“The work of these diplomats and the staff of our embassy in Russia, whose courage and great professionalism France salutes, is fully within the framework of the Vienna Convention on diplomatic and consular relations. The decision of the Russian authorities has no legitimate basis. We can only condemn it.”

In a similar fashion, Russia also expelled 27 Spanish diplomats in Russia in response to a decision by Spain to expel 27 Russian diplomats from the country in April, Russia's Foreign Ministry said in a statement Wednesday.

The Russian foreign ministry has been expelling employees of many embassies in similar retaliatory moves. Some of the most recent countries that received a similar response from Moscow include Finland, Germany, Bulgaria, Poland, Denmark and Norway among others.

8:15 a.m. ET, May 18, 2022

The first Russian soldier to be tried for war crimes in Ukraine conflict is back in court

From CNN's Saskya Vandoorne in Kyiv

Russian army Sergeant Vadim Shishimarin, 21, is seen behind a glass during a court hearing in Kyiv, Ukraine, on May 18.
Russian army Sergeant Vadim Shishimarin, 21, is seen behind a glass during a court hearing in Kyiv, Ukraine, on May 18. (Efrem Lukatsky/AP)

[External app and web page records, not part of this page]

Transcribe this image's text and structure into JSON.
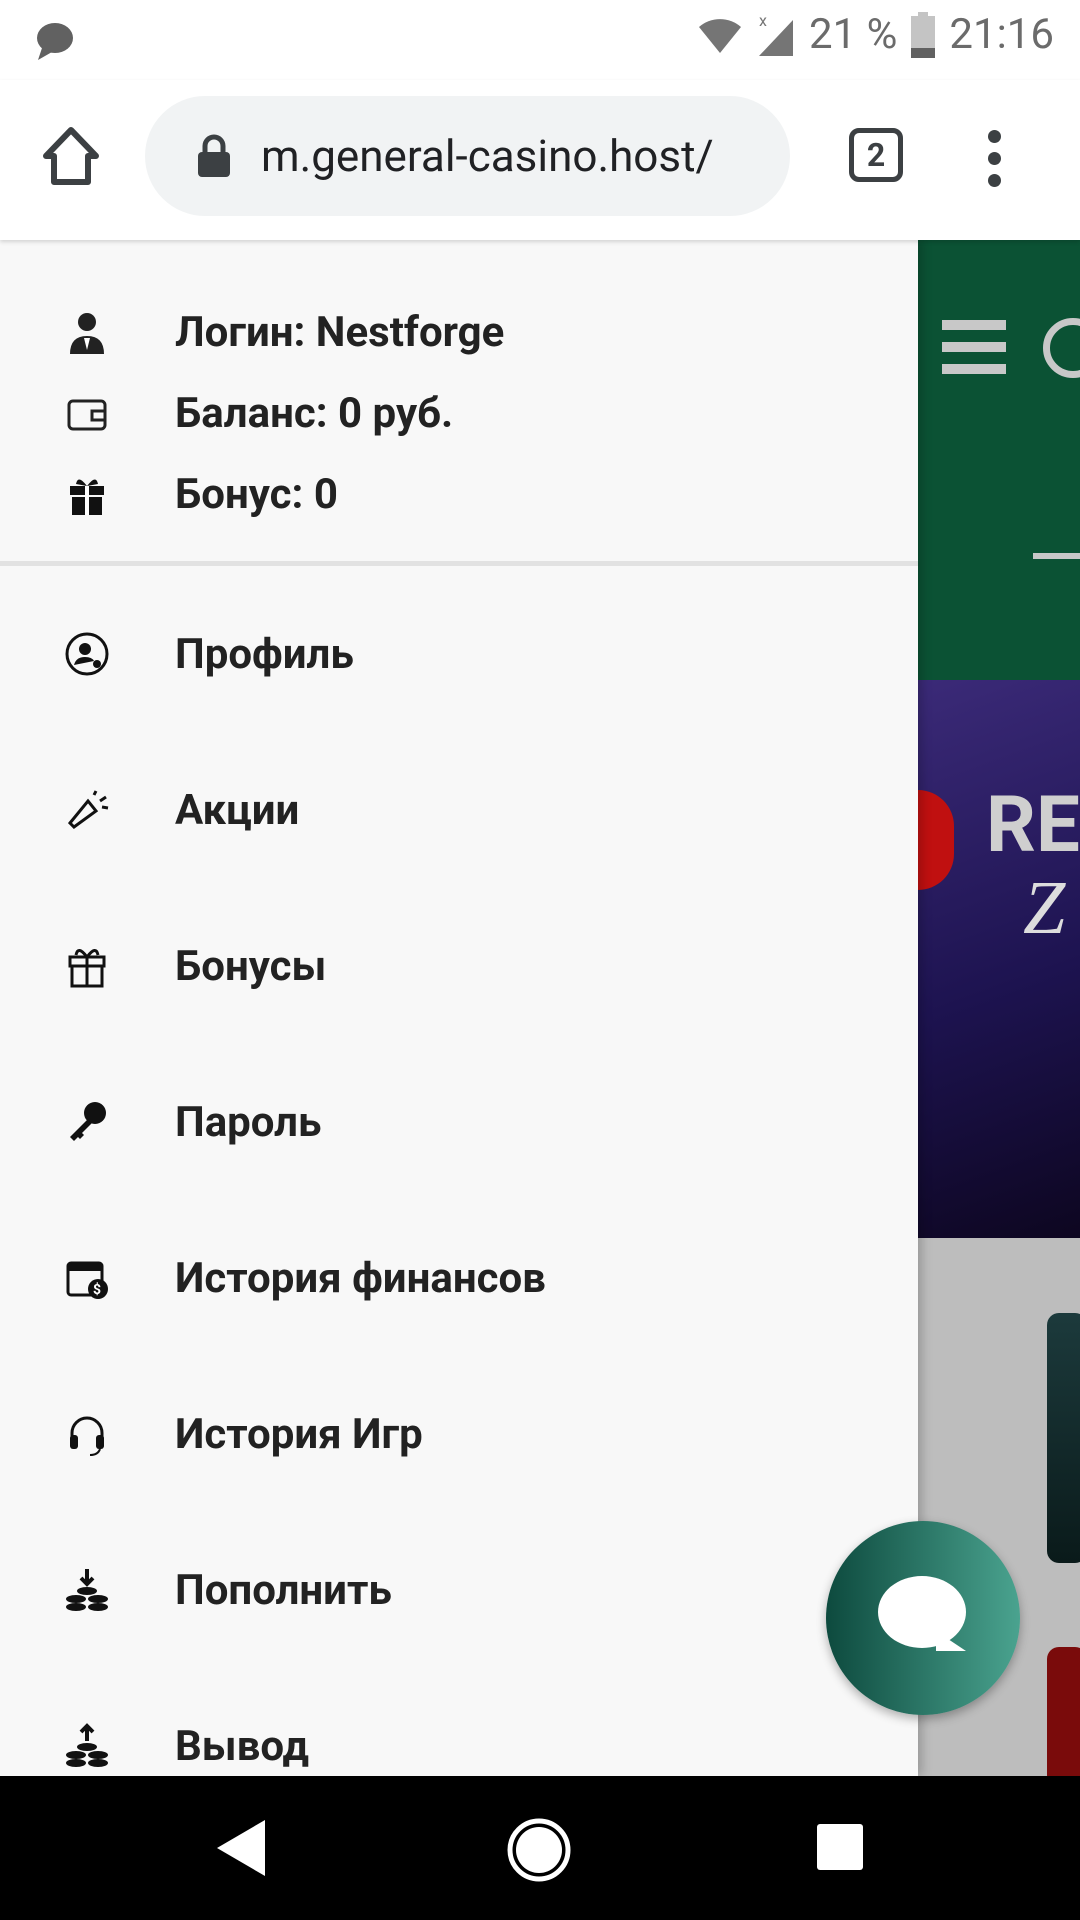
{
  "status_bar": {
    "battery": "21 %",
    "time": "21:16"
  },
  "browser": {
    "url": "m.general-casino.host/",
    "tab_count": "2"
  },
  "account": {
    "login": "Логин: Nestforge",
    "balance": "Баланс: 0 руб.",
    "bonus": "Бонус: 0"
  },
  "menu": [
    {
      "label": "Профиль",
      "icon": "profile-icon"
    },
    {
      "label": "Акции",
      "icon": "megaphone-icon"
    },
    {
      "label": "Бонусы",
      "icon": "gift-icon"
    },
    {
      "label": "Пароль",
      "icon": "key-icon"
    },
    {
      "label": "История финансов",
      "icon": "calendar-money-icon"
    },
    {
      "label": "История Игр",
      "icon": "headset-icon"
    },
    {
      "label": "Пополнить",
      "icon": "deposit-coins-icon"
    },
    {
      "label": "Вывод",
      "icon": "withdraw-coins-icon"
    }
  ],
  "banner": {
    "text1": "RE",
    "text2": "Z"
  }
}
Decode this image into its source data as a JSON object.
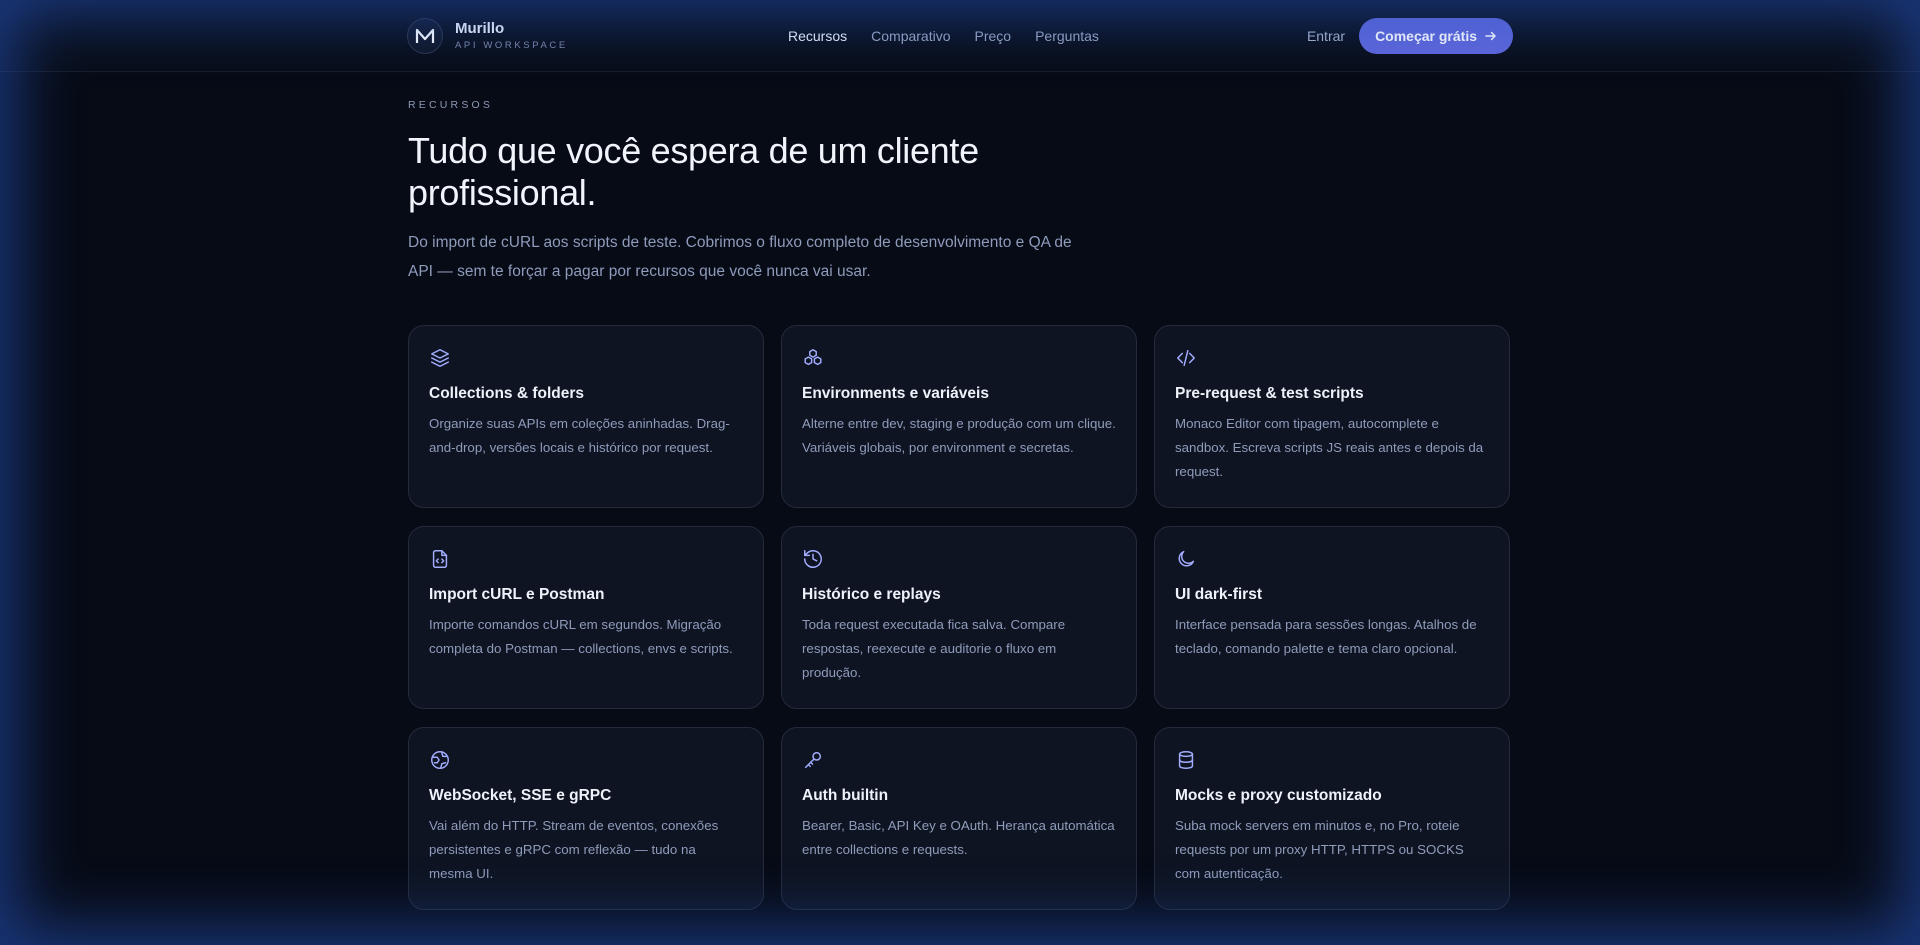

A long line of journalists has formed outside a Kyiv courthouse, despite the morning drizzle, to hear from Vadim Shishimarin, the first Russian soldier to be tried for war crimes since the war began.

Shishimarin is expected to take the stand for the first time after a preliminary hearing that was held last Friday.

His lawyer told CNN that Shishimarin, who is accused of shooting an unarmed civilian in the Sumy region four days after the war began, will be entering a plea.

It is the first war crimes trial held since Russia invaded Ukraine on February 24. The prosecutor expects there to be many more.

So far, more than 12,000 war crimes have been recorded by Ukrainian authorities.

9:27 a.m. ET, May 18, 2022

There's a car shortage in Russia — so the defunct Soviet-era Moskvich brand is coming back

From CNN's Peter Valdes-Dapena

After Renault announced its departure this week from the Russian auto market amid the country's war with Ukraine, Moscow's mayor announced its factory will be used to restart the defunct Soviet-era Moskvich car brand.

Little known outside the former Soviet Union and its satellite countries, Moskvich was founded around 1930 and operated until 1991.

As with many car brands from Communist bloc countries, Moskvich struggled with quality problems.

The Muskovich 408 of the 1960s, which had a 50-horsepower engine, was even cited by Soviet officials for numerous defects, according to the book "Cars for Comrades" by Lewis Siegelbaum.

The author describes it, simply, as a "terrible car."

Read the full story here:

7:06 a.m. ET, May 18, 2022

Russia says it hit some of Ukraine's new US howitzers

From CNN's Tim Lister in Lviv

The Russian Defense Ministry says that "rocket troops and artillery" hit a Ukrainian battery of recently arrived US howitzers.

At its daily briefing Wednesday, the ministry said that its forces hit "a Ukrainian battery of 155-millimeter M777 howitzers made in the United States in the area of the village of Podgorne."

The ministry released video that showed a detonation close to what appears to be one of the howitzers, but the 10-second clip did not confirm that the M777 had been damaged or destroyed.

Some background: Last week, a senior US defense official said the US has delivered "more than 85" of the 90 howitzers, long-range weapons, that were pledged to Ukraine.

The official also said that “more than 310” Ukrainian soldiers have completed training on the howitzers.

On Friday, a senior US defense official added that the "vast majority" of the 89 M777 howitzer artillery systems the US has given to Ukraine are "in the fight" and are in a "forward-deployed setting."